Friday, 3 March 2017
Health - duty of care
Lent - Day 3
I see health and the trajectory of our lives - which all have to end in death - in the following metaphor: the glider. Every glider flight has to end back on the ground. But but every glider flight has a different profile. In some cases, when the tow-rope is dropped, the glider pilot will catch a thermal and will soar to great heights before gently descending on a long and shallow trajectory. In other cases, the glider pilot will not be so lucky and the flight will end quickly.
In each case, it's a question of managing decline. Once you've passed your physical peak, you will never return there. All you can do henceforth is to consciously work on making that glidepath as gradual as possible. But the starting points for that decline can be very different.
Some of us are blessed with great luck; others, sadly, are not.
But whether you've inherited healthy genes or not, there is much that all of us can do knowingly to make the most of that health capital so we can extend the trajectory. Essentially, this revolves around diet and exercise. But also around attitude and will. However close to the ground you are, the power of a positive mind will keep you aloft longer than the person who's admitted defeat. Stubborn resilience and a reason to keep on going - the children/grandchildren, the art, the science - if we are the creative type, there's always an answer to why wake up in the morning.

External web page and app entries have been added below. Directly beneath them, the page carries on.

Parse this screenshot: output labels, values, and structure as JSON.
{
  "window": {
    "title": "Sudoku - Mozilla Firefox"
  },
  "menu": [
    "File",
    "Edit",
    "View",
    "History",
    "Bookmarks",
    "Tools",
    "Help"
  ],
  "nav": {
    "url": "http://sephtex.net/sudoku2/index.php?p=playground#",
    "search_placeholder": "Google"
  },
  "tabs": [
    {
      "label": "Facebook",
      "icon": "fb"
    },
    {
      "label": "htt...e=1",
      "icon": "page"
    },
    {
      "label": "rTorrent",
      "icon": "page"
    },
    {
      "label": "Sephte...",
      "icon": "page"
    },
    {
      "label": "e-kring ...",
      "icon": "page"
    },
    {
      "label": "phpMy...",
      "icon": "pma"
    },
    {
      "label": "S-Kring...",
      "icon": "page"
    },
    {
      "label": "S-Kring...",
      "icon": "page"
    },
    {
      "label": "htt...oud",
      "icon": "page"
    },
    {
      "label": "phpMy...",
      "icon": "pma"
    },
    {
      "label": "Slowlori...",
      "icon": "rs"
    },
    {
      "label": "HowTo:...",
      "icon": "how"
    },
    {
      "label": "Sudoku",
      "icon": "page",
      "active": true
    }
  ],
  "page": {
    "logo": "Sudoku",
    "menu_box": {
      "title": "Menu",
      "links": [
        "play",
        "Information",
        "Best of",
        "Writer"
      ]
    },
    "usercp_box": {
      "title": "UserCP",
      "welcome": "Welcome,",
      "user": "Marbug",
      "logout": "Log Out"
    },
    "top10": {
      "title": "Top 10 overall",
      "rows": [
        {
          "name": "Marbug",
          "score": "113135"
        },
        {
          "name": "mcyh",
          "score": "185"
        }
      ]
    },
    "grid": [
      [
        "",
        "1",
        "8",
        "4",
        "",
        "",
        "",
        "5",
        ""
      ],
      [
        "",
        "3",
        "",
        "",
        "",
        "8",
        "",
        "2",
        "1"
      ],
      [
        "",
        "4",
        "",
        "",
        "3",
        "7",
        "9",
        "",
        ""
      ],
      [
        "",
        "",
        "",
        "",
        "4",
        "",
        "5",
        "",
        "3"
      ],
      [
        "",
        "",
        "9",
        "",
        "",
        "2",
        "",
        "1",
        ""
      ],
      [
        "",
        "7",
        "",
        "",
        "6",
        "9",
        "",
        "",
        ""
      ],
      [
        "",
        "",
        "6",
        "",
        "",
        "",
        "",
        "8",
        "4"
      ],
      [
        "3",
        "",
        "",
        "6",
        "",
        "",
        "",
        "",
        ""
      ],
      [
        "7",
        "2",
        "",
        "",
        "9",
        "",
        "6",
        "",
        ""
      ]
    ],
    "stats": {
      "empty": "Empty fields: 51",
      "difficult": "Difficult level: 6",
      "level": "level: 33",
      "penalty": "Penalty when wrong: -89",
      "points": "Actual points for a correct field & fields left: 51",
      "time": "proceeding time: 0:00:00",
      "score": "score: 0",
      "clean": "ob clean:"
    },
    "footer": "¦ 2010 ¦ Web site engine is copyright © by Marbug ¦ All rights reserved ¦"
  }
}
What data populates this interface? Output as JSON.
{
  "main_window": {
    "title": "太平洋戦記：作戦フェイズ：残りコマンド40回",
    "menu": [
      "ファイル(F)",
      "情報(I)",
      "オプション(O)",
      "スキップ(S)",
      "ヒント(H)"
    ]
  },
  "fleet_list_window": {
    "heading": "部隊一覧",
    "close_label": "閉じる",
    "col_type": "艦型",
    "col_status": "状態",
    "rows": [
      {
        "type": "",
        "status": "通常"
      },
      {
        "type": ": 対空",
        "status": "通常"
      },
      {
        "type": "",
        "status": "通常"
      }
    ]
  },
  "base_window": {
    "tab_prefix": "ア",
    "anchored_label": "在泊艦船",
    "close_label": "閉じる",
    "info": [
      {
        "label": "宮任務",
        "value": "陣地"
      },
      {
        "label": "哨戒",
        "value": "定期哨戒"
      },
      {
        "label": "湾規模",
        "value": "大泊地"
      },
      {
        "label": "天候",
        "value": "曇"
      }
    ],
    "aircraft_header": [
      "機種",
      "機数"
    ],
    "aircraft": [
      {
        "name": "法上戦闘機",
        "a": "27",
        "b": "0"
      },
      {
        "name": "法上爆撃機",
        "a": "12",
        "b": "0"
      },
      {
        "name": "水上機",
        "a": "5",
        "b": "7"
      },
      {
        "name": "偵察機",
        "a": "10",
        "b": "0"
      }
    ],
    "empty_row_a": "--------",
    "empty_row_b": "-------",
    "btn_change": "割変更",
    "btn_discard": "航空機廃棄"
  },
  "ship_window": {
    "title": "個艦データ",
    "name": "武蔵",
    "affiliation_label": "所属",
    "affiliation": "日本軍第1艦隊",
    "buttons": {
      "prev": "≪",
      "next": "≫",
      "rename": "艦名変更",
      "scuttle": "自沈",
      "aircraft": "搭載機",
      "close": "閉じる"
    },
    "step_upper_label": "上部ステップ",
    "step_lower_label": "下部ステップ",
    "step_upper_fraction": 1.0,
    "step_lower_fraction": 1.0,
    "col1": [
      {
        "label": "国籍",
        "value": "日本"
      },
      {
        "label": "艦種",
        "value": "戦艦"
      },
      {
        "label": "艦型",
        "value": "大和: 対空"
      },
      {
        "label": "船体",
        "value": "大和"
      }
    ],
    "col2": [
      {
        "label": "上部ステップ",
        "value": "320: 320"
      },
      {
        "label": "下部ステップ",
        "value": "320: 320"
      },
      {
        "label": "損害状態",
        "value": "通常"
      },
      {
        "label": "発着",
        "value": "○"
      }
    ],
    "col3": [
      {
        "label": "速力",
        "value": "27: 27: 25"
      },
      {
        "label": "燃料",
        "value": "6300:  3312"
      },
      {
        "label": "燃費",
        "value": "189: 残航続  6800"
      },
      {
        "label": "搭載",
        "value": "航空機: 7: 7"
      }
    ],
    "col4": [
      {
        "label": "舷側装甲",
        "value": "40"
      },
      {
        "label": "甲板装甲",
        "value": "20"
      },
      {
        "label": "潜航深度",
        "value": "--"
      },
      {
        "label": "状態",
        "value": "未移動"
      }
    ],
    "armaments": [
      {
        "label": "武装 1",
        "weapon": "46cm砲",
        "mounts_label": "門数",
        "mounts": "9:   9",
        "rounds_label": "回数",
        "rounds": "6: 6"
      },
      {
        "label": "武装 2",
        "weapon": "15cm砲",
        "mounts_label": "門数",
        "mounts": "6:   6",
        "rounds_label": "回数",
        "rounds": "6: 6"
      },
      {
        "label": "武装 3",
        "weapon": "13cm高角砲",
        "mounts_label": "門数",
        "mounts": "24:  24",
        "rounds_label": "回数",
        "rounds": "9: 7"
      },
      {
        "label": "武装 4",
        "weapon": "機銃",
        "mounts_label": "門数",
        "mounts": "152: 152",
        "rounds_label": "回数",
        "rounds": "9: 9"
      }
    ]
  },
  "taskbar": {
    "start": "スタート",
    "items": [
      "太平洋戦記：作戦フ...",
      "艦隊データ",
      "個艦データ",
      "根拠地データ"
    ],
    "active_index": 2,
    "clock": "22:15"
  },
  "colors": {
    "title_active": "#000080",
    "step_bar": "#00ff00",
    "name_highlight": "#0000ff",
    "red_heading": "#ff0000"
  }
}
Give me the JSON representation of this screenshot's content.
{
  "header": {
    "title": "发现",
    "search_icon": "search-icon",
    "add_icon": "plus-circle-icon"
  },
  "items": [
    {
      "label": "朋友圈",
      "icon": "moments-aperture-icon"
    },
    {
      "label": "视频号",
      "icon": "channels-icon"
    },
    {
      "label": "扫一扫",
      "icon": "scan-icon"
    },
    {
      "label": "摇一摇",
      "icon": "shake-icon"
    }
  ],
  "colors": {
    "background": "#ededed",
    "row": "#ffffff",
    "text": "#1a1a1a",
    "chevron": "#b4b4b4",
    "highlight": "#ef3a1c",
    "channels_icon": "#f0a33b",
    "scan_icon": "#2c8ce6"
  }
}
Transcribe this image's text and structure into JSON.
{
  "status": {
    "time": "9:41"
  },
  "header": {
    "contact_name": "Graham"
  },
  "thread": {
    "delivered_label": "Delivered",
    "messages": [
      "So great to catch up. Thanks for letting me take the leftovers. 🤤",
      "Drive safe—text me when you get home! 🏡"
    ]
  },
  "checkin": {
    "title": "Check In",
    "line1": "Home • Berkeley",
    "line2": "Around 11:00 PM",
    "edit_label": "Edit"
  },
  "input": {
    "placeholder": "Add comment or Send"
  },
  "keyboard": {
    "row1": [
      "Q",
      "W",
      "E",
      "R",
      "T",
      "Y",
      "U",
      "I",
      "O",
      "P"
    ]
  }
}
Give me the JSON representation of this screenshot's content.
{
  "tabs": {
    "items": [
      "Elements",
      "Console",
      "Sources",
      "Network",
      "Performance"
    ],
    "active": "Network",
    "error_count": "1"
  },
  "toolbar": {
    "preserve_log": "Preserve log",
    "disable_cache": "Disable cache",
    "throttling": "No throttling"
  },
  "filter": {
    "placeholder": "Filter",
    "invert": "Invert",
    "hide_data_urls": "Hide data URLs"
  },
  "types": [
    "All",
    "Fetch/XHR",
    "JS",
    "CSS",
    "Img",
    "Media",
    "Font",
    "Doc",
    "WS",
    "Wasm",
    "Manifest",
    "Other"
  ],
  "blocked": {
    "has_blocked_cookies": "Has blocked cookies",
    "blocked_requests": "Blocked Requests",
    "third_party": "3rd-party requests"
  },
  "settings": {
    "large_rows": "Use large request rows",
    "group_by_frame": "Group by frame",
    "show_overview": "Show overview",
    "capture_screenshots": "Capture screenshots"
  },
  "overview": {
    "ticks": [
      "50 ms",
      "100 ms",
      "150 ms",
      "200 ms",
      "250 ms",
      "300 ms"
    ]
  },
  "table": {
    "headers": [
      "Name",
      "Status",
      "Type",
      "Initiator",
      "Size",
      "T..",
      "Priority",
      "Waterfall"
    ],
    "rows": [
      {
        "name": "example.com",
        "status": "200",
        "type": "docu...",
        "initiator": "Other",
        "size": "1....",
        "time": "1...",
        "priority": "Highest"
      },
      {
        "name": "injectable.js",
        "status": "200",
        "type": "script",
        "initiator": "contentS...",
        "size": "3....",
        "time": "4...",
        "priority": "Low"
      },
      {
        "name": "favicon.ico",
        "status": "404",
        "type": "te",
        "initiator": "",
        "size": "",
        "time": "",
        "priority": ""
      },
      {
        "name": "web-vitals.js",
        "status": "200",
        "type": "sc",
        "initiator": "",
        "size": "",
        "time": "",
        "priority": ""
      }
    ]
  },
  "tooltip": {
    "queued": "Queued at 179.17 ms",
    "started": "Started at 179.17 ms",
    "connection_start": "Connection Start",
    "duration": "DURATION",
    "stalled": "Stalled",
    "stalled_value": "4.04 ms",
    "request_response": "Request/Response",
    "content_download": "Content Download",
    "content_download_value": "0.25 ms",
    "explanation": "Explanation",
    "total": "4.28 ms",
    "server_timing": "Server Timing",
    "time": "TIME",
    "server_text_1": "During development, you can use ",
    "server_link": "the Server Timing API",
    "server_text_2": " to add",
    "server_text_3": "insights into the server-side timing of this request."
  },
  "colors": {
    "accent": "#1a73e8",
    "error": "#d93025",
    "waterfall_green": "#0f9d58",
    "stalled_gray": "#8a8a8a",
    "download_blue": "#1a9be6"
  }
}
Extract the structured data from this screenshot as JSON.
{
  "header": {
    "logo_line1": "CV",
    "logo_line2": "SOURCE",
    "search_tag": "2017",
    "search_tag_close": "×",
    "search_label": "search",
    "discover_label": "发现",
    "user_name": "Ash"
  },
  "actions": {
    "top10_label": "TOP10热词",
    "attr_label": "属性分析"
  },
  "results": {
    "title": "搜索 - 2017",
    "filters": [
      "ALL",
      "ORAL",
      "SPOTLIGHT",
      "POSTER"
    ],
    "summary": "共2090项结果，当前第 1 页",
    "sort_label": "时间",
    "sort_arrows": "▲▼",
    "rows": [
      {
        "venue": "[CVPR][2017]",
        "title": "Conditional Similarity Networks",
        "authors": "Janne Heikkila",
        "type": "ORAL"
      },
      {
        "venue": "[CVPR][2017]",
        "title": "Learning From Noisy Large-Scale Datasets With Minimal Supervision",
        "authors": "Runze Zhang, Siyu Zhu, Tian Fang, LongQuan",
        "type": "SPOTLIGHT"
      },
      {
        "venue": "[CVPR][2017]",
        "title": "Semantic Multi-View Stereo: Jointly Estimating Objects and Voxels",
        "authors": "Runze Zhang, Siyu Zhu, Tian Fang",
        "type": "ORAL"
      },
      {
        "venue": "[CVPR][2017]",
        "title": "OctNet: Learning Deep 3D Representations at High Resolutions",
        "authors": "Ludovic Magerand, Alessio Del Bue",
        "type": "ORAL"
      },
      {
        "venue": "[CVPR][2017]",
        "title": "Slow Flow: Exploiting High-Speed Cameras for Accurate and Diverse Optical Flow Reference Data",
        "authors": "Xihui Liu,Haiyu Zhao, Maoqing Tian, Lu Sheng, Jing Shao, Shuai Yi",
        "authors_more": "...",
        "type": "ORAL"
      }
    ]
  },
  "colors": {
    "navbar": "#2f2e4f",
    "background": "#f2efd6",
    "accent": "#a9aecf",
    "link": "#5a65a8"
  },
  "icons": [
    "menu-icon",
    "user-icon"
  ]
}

Earlier on in life, before the onset of thoughts of mortality, we tended to take less care of ourselves. I say this in the past tense, because the young people in their 20s and early 30s that I work with are far more health-conscious than my colleagues and I were when we were that age. When I started work, some people smoked at their desk; many would have a lunchtime drink; very few visited the gym or watched what they ate.
Among the better-educated young today, healthy living is not a fad but a conscious choice to invest in that health capital for later life. Below: a very simplistic, purely illustrative, model. The horizontal axis is human lifespan starting from an assumed biological highpoint of optimal physiological functioning; the vertical axis is health capital (a mix of physical and mental well-being); it's the glider's altitude in my starting metaphor. Taking good care of your health will extend your lifespan to the maximum that your inherited genes have predetermined.
As I wrote, for me the observance of Lent, which began in 1992, was at first a health-driven thing. Only in recent years have I come to realise the importance of the unity of healthy mind in a healthy body and the spiritual aspect to a fulfilled life.
Lent - in its most basic aspect of giving up some regular pleasure - is a bit of a challenge, a bit of building up one's will power. The spiritual quest is equally important; the two go well together.
Cutting back on alcohol (not entirely, mind, as death comes sooner to the totally abstemious than those who drink moderately) makes sense from the point of view of improved health plus stronger will power; twice-daily exercise is also entirely beneficial. Building muscular strength to I have now made Lenten exercising more of a year-round thing. Starting in the New Year, I power my way up to the beginning of Lent, then all the way through to Easter - and then as far onward from Easter as possible, using the previous year's result as a target to beat. I keep a daily score of units of alcohol consumed, paces walked, portions of fresh fruit and veg eaten, and the sit-ups, push-ups, chin-ups and weights on an Excel spreadsheet. And I have done so for the past 38 months.
If we are conscious of what we have, what we are, how we live, eat and breathe, discipline coming from within rather than imposed upon us, we will be able to make the most of our lives. And fulfilling our potential is the greatest commandment.
This time last year:
Cognitive bias in the search for God
This time two years ago:
A spiritual frame of mind
This time three years ago:
Sunday in the City
This time four years ago:
This time eight years ago:
A week into Lent